*** Opening Extracted material ***

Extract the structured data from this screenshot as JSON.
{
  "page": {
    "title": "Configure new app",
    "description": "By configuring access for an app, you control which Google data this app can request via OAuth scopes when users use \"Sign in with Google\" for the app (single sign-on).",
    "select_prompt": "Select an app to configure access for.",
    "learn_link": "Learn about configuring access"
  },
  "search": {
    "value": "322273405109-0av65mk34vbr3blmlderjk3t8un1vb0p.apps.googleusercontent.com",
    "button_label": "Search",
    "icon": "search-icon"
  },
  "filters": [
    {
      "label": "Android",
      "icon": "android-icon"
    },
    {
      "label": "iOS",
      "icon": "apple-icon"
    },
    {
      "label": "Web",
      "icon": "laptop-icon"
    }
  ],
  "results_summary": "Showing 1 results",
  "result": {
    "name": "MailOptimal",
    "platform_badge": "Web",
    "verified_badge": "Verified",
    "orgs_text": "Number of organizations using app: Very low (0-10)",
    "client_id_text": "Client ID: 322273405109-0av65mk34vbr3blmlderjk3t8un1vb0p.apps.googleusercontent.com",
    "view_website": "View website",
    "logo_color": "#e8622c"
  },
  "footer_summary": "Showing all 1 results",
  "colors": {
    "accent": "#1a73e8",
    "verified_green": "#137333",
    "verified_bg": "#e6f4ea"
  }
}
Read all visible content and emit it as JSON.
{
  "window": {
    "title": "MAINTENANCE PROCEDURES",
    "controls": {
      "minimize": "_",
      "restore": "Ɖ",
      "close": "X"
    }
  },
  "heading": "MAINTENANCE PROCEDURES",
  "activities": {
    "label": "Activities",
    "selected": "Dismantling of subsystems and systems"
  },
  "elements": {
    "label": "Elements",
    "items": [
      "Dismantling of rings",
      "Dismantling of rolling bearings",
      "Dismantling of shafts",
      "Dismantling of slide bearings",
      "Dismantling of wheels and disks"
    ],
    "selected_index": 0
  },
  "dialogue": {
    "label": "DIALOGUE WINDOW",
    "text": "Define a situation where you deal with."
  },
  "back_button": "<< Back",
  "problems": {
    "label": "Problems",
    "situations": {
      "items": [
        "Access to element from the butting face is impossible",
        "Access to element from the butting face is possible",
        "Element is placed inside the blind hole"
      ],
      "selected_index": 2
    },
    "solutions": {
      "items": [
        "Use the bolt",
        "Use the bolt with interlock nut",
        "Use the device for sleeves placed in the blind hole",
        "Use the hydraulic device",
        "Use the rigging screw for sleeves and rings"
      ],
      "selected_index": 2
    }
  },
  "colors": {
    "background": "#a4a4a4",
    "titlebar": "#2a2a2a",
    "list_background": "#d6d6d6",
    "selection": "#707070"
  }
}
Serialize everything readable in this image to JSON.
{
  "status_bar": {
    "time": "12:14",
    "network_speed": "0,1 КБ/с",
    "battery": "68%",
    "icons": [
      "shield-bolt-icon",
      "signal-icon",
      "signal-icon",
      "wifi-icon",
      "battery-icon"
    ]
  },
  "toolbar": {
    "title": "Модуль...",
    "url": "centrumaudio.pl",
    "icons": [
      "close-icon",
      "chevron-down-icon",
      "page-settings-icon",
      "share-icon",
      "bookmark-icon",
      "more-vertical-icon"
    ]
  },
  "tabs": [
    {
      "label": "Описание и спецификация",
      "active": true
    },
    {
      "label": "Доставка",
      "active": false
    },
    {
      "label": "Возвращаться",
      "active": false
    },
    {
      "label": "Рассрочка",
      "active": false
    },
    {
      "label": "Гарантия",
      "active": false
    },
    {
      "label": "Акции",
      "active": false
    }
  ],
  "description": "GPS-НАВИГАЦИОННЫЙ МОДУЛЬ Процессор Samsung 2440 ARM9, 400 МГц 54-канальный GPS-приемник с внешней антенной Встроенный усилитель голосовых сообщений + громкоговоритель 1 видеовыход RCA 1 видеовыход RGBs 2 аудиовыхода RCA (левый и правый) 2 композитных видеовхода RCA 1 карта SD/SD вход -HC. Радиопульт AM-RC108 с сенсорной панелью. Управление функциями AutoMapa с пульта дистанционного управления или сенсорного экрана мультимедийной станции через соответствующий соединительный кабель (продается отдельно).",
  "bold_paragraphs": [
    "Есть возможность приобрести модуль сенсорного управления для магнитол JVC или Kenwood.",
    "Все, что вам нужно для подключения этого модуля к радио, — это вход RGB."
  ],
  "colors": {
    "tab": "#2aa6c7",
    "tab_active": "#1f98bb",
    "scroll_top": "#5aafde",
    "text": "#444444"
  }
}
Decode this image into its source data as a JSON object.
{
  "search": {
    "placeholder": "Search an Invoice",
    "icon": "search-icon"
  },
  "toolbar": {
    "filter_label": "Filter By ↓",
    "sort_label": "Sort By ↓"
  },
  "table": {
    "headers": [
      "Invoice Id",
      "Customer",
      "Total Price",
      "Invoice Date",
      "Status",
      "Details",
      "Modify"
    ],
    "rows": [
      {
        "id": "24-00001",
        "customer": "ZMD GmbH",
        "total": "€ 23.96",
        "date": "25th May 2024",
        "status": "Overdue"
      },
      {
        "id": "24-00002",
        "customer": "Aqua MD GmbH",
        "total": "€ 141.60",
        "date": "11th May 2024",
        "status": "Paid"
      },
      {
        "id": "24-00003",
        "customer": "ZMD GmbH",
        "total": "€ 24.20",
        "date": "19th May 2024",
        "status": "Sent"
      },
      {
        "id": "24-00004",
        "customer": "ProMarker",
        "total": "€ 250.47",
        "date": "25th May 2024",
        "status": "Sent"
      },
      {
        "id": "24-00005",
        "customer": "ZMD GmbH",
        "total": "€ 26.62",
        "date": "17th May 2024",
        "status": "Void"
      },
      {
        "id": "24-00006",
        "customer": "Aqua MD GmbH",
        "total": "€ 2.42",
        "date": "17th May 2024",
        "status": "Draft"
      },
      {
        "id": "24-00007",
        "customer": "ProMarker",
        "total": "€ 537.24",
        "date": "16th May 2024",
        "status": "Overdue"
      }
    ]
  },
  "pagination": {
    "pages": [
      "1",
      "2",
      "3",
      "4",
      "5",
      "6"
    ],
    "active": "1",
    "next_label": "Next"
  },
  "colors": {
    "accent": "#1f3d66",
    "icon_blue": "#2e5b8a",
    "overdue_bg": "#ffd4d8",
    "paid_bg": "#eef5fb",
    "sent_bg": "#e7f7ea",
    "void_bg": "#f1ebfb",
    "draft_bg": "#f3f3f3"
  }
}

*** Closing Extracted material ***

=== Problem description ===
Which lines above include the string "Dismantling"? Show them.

=== Expected answer ===
    "selected": "Dismantling of subsystems and systems"
      "Dismantling of rings",
      "Dismantling of rolling bearings",
      "Dismantling of shafts",
      "Dismantling of slide bearings",
      "Dismantling of wheels and disks"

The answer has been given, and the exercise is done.